Recently, I posted about a study done at Blue Pearl showing that canine parvovirus cases were up 70% when compared to previous years. As stated in that blog, veterinarians are concerned how the on-going coronavirus pandemic has impacted clients’ ability to get preventive care for their pups. Curious as to how things are going here in Central Indiana, I did a very non-scientific polling of our Noah’s 24 Hour Animal Hospital and our 2 Veterinary Specialty and Emergency Care facilities.
To date, January through July of 2020, combined our three emergency hospitals have performed more than 500 canine parvovirus tests. This is a 63% increase in testing over the same period in 2019. More specifically, our Noah’s 24 Hour Animal Hospital has tested almost double the number of patients in that time frame, 217 this year vs 118 last year. The Noah’s Westside location has tested 182 vs. 114 in 2019 and the VSEC hospital on the southside has tested 24 more patients this year to date when compared to last year.
Not all parvo tests end up being positive, but we can safely say that at least 25% of the tests (at one location) came back positive, indicating an active canine parvovirus infection. Extrapolating this across all three hospitals, we can now estimate that our Noah’s ER facilities have found about 120 positive cases of this deadly disease during the first 7 months of this year.
While many people consider parvo to be a “puppy” disease, we have seen more than a dozen dogs over the age of 7 months presenting for this disease in 2020, highlighting the important fact that vaccination status is crucial to protecting our pups. When I reviewed the records for the “older” dogs who were positive for parvovirus, vaccine history was not well documented or even known. What is known is that these older, bigger dogs require more medications and more fluids than their younger counterparts and this could lead to a higher cost of hospitalization and treatment. What’s more….acquaintances and friends in other ER facilities in Indianapolis are reporting similar cases…I know that’s anecdotal data, but it does make you wonder what’s happening…
So, again, what’s the solution? VACCINATION!! Listen to your pet’s veterinarian about the proper vaccination intervals for puppies and re-vaccination as adults. The American Animal Hospital Association’s (AAHA) guidelines for vaccination recommends starting vaccines for core diseases, like canine distemper, canine parainfluenza, and canine parvovirus as early as 6 weeks and providing boosters every 2-4 weeks until 16 weeks or older. After the puppy series, adult boosters at 1 year of age and then every 3 years thereafter should provide protection for most dogs.

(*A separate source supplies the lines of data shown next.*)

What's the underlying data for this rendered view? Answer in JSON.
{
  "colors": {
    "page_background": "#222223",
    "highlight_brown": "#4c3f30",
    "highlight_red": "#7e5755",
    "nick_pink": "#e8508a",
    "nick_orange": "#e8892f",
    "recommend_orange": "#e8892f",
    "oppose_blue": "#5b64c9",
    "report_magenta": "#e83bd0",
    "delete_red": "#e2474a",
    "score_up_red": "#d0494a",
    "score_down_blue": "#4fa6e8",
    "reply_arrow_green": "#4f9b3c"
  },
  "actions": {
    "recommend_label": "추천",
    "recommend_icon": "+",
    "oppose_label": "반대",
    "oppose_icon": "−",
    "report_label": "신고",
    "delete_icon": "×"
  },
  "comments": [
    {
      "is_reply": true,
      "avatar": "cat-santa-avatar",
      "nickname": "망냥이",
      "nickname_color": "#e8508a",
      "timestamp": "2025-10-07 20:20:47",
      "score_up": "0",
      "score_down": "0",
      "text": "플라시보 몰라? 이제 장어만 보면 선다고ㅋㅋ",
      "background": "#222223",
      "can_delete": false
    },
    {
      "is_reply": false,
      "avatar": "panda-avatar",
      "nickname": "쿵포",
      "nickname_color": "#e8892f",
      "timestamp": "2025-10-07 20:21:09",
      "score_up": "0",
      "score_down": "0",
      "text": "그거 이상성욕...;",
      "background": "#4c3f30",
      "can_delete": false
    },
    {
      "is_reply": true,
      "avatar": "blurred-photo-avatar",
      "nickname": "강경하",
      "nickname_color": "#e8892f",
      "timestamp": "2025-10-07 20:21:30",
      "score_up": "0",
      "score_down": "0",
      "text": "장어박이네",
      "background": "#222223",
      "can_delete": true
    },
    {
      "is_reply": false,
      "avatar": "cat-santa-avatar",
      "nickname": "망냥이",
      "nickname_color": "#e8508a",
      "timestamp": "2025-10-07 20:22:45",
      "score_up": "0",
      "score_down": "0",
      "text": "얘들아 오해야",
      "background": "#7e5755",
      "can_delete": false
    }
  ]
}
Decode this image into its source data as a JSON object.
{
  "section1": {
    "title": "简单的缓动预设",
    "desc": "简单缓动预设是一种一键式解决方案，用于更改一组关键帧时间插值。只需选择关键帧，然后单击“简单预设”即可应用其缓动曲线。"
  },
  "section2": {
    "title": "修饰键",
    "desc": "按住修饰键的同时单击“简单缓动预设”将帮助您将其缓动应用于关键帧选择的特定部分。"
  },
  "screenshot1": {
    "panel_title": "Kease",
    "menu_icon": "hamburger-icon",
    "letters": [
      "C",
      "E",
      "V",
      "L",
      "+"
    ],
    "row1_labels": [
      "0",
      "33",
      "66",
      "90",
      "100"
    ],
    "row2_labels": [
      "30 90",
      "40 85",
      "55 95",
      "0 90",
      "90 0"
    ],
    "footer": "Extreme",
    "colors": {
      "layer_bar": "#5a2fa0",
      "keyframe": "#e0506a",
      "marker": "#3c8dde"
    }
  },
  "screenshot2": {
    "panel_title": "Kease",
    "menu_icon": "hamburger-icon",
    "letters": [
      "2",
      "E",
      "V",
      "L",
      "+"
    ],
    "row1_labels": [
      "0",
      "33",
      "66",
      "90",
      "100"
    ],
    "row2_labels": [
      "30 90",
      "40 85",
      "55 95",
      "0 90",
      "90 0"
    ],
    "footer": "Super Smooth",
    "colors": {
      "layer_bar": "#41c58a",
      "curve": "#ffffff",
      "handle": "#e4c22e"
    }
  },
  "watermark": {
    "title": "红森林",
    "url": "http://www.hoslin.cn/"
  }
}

It’s interesting to note that 50-55% of dogs who aren’t vaccinated after 12 weeks are not properly immunized. Even at 16 weeks, 15% of pups still have persistent maternally derived antibodies that could be blocking proper immunization of the pet. Other unconfirmed estimates show that about 1 in 1000 dogs will never respond to parvovirus vaccination because they are “genetic non-responders”, simply incapable of mounting the proper immune response. AAHA further reminds us that “no vaccine is consider 100% effective in 100% of vaccinates”
But, the odds are still in your favor when you choose to vaccinate your pup! He or she will be protected from serious, sometimes deadly, diseases and your family won’t run the risk of losing a beloved family member. If you have recently adopted a new pup or even an older dog, don’t wait to make that appointment with your family veterinarian. Our teams just want to make sure that your new furry friend has the best chance to live a long and healthy life with you!